Researchers at The Institute of Cancer Research, London, and The Royal Marsden NHS Foundation Trust found testing mini tumours predicted whether a drug would work between 88 per cent and 100 per cent of the time. The approach found a drug that had a chance of shrinking a patient's tumour in nearly 9 in 10 cases.
Scientists have been able to predict how cancer patients will respond to therapy by growing miniature versions of their tumours in the laboratory.
The trial helped medics from the Institute of Cancer Research, London, and Royal Marsden pick out drugs which shrank the tumours in nearly nine out of 10 cases.

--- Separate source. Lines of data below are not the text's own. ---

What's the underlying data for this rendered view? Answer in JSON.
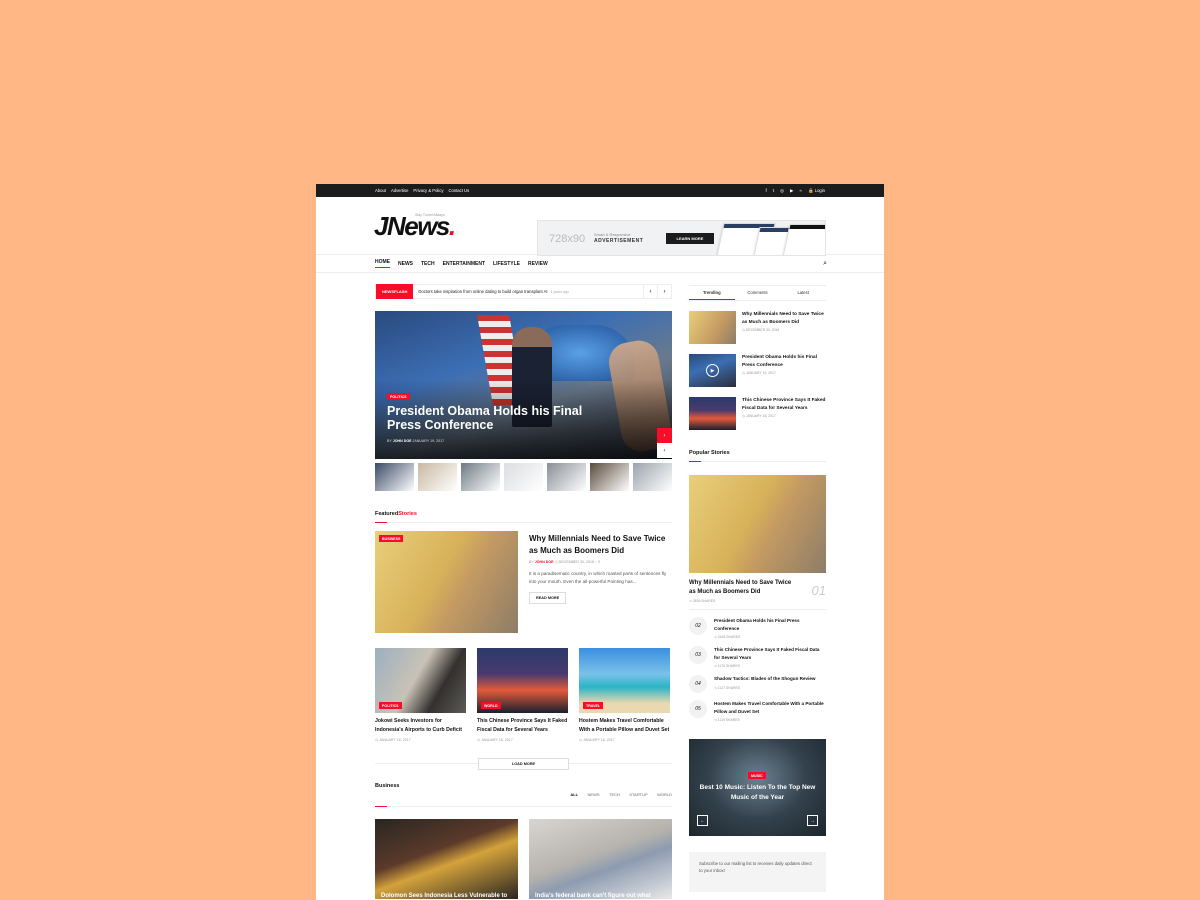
{
  "topbar": {
    "links": [
      "About",
      "Advertise",
      "Privacy & Policy",
      "Contact Us"
    ],
    "social_icons": [
      "facebook-icon",
      "twitter-icon",
      "instagram-icon",
      "youtube-icon",
      "rss-icon"
    ],
    "login": "Login"
  },
  "header": {
    "logo": "JNews",
    "logo_dot": ".",
    "tagline": "Stay Tuned Always",
    "ad": {
      "size": "728x90",
      "small": "Smart & Responsive",
      "big": "ADVERTISEMENT",
      "button": "LEARN MORE"
    }
  },
  "nav": {
    "items": [
      "HOME",
      "NEWS",
      "TECH",
      "ENTERTAINMENT",
      "LIFESTYLE",
      "REVIEW"
    ]
  },
  "newsflash": {
    "label": "NEWSFLASH",
    "text": "Doctors take inspiration from online dating to build organ transplant AI",
    "time": "4 years ago"
  },
  "hero": {
    "category": "POLITICS",
    "title": "President Obama Holds his Final Press Conference",
    "by": "BY",
    "author": "JOHN DOE",
    "date": "JANUARY 19, 2017",
    "thumb_colors": [
      "#3a4a66",
      "#c9b9a1",
      "#6f7a85",
      "#dcdde0",
      "#8a8f96",
      "#5b4a3c",
      "#9aa3ad"
    ]
  },
  "featured": {
    "section_black": "Featured",
    "section_red": "Stories",
    "category": "BUSINESS",
    "title": "Why Millennials Need to Save Twice as Much as Boomers Did",
    "by": "BY",
    "author": "JOHN DOE",
    "date": "DECEMBER 30, 2016",
    "comments": "0",
    "excerpt": "It is a paradisematic country, in which roasted parts of sentences fly into your mouth. Even the all-powerful Pointing has...",
    "readmore": "READ MORE"
  },
  "grid": [
    {
      "category": "POLITICS",
      "title": "Jokowi Seeks Investors for Indonesia's Airports to Curb Deficit",
      "date": "JANUARY 18, 2017"
    },
    {
      "category": "WORLD",
      "title": "This Chinese Province Says It Faked Fiscal Data for Several Years",
      "date": "JANUARY 18, 2017"
    },
    {
      "category": "TRAVEL",
      "title": "Hostem Makes Travel Comfortable With a Portable Pillow and Duvet Set",
      "date": "JANUARY 18, 2017"
    }
  ],
  "loadmore": "LOAD MORE",
  "business": {
    "title": "Business",
    "tabs": [
      "ALL",
      "NEWS",
      "TECH",
      "STARTUP",
      "WORLD"
    ],
    "cards": [
      "Dolomon Sees Indonesia Less Vulnerable to",
      "India's federal bank can't figure out what"
    ]
  },
  "sidebar": {
    "tabs": [
      "Trending",
      "Comments",
      "Latest"
    ],
    "trending": [
      {
        "title": "Why Millennials Need to Save Twice as Much as Boomers Did",
        "date": "DECEMBER 30, 2016"
      },
      {
        "title": "President Obama Holds his Final Press Conference",
        "date": "JANUARY 19, 2017"
      },
      {
        "title": "This Chinese Province Says It Faked Fiscal Data for Several Years",
        "date": "JANUARY 18, 2017"
      }
    ],
    "popular_title": "Popular Stories",
    "popular_first": {
      "title": "Why Millennials Need to Save Twice as Much as Boomers Did",
      "num": "01",
      "shares": "2835 SHARES"
    },
    "popular": [
      {
        "num": "02",
        "title": "President Obama Holds his Final Press Conference",
        "shares": "2446 SHARES"
      },
      {
        "num": "03",
        "title": "This Chinese Province Says It Faked Fiscal Data for Several Years",
        "shares": "1175 SHARES"
      },
      {
        "num": "04",
        "title": "Shadow Tactics: Blades of the Shogun Review",
        "shares": "1127 SHARES"
      },
      {
        "num": "05",
        "title": "Hostem Makes Travel Comfortable With a Portable Pillow and Duvet Set",
        "shares": "1119 SHARES"
      }
    ],
    "music": {
      "category": "MUSIC",
      "title": "Best 10 Music: Listen To the Top New Music of the Year"
    },
    "subscribe": "Subscribe to our mailing list to receives daily updates direct to your inbox!"
  },
  "colors": {
    "accent": "#f70d28",
    "background": "#ffb885",
    "topbar": "#1c1c1c"
  }
}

Mini tumours grown in dishes couldn't be used to test treatments that work by targeting the environment around the tumour, such as the drug regorafinib which restricts blood supply to the tumour.

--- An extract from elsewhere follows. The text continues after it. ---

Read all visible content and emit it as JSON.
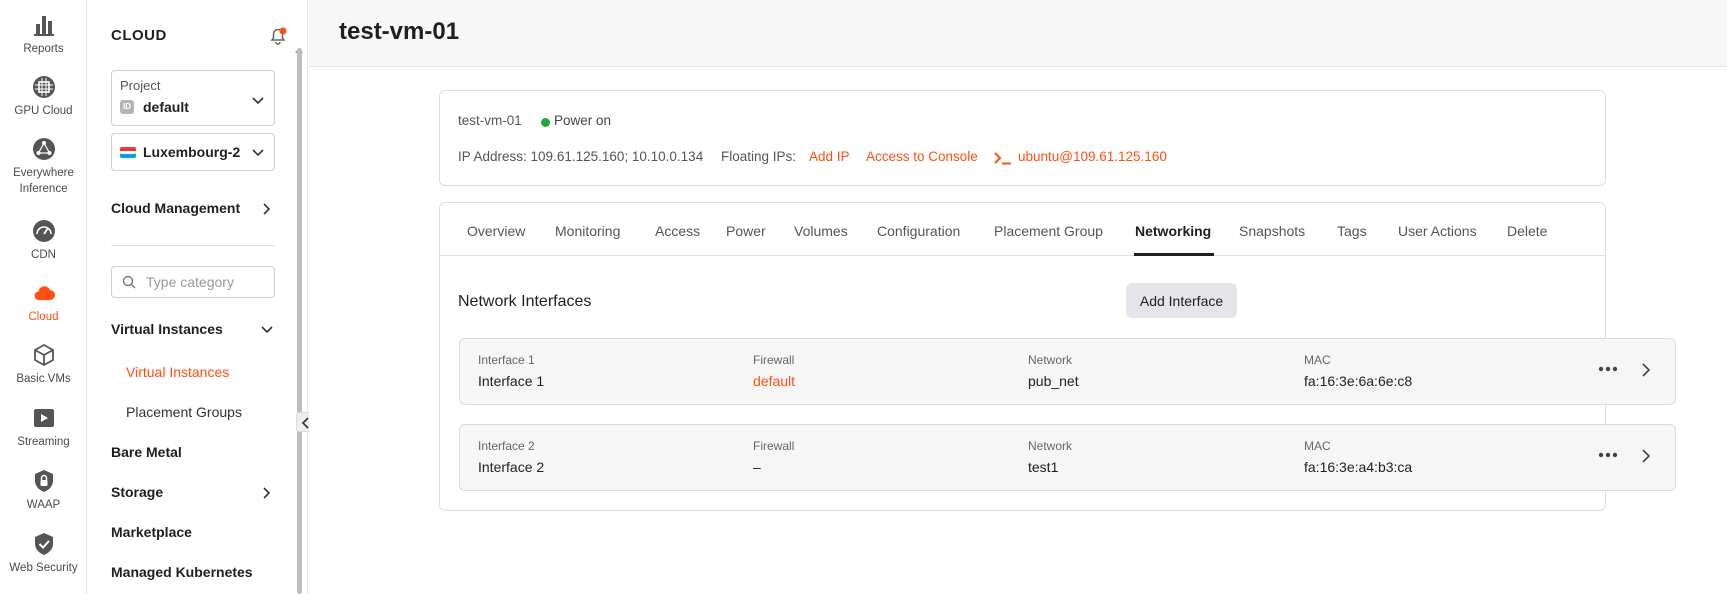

They took cells from these biopsy samples - taken before and after treatment from metastatic sites once the disease had progressed - and placed them inside a gel so they were free to form a 3D shape.
Researchers treated each organoid with the same drug doctors gave to the patient in the clinic.
It will also limit exposure to ineffective drugs and potentially toxic side-effects.
Personalised mini-tumours were able to predict in every case when a drug would be useless and were nearly as good at showing which drugs would be most effective, scientists said.
But if mini-tumours accurately reflect their "parent" cancer then they could be a powerful new tool for testing drugs and for understanding the biology of why cancers can resist treatment.
The trial was carried out on 71 patients with advanced bowel and throat cancers. We looked at tumours from patients with cancers of the digestive system, but the technique could be applied to a wide variety of cancer types.
"It could predict whether a cancer will be drug resistant before a person ever receives the treatment - which is especially important for those with advanced cancers where time is so precious. Having a better model for how tumours may respond to treatment could help accelerate drug discovery and even reduce reliance on animal experiments". "We know that cancers evolve over treatment and change between the primary and the secondaries", says Valeri.
Professor David Cunningham of the Royal Marsden and Institute of Cancer Research said: "This promising research moves us forward in the field of personalised medicine and should ultimately lead to smarter, kinder and more effective treatments for patients".
Given the replicas are based on a patient's DNA the consequent treatment will be completely personalised. But the approach could be used in the future to help choose treatment.